Configure Webhooks:

Set up webhooks to receive updates from Telegram and payment gateway callbacks. Ensure that SSL/TLS is properly configured for secure communication.

Update Bot Settings:

Update your bot’s settings on Telegram to use the deployed webhook URL. Test the bot with edge cases and boundary conditions to ensure robustness and reliability. This includes testing extreme inputs, unexpected user behavior, and scenarios that may not occur frequently but could impact the bot’s performance or behavior.

Monitor Bot Performance:

Monitor your bot’s performance and address any issues that arise, such as server downtime or errors in payment processing.

Step 7:

word image 16937 8

Maintenance Regular Updates:

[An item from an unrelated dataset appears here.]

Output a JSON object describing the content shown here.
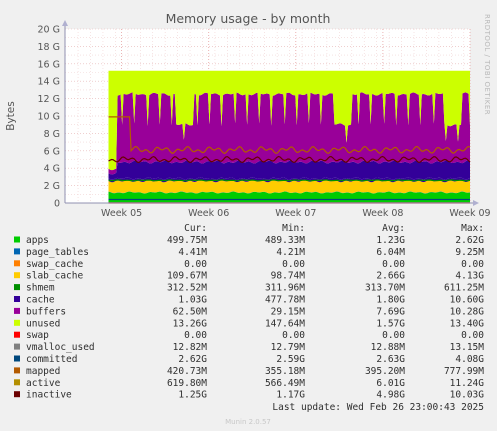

Keep your bot updated with new features, bug fixes, and security patches to ensure smooth operation. Evaluate the bot’s security posture by testing for common vulnerabilities such as injection attacks, authentication bypasses, and data leakage. Ensure that sensitive information is handled securely and that the bot follows security best practices.

Customer Support:

Provide timely customer support to address user inquiries, feedback, and issues related to subscriptions or payments. Interact with the bot using various inputs and scenarios to test its functionality. This includes testing different commands, handling of user inputs, and responses generated by the bot. Verify that the bot behaves as expected and produces the correct output for each scenario.

Compliance:

Ensure that you do not comply with relevant regulations, such as data protection laws and payment processing regulations.

Analytics:

Monitor user engagement, subscription rates, and revenue metrics to make informed decisions about the bot’s future development and marketing strategies. Assess the bot’s performance under various conditions, such as high load or concurrent requests. Measure response times, resource utilization, and scalability to identify potential bottlenecks or performance issues.

In conclusion Creating a subscription payment bot for Telegram involves several steps, including setting up a development environment, creating the bot, designing the subscription system, developing the bot’s functionality, testing, deployment, and maintenance. By following this step-by-step guide, you can create a functional and reliable bot that allows users to subscribe and pay for services directly within Telegram.

Digiitallife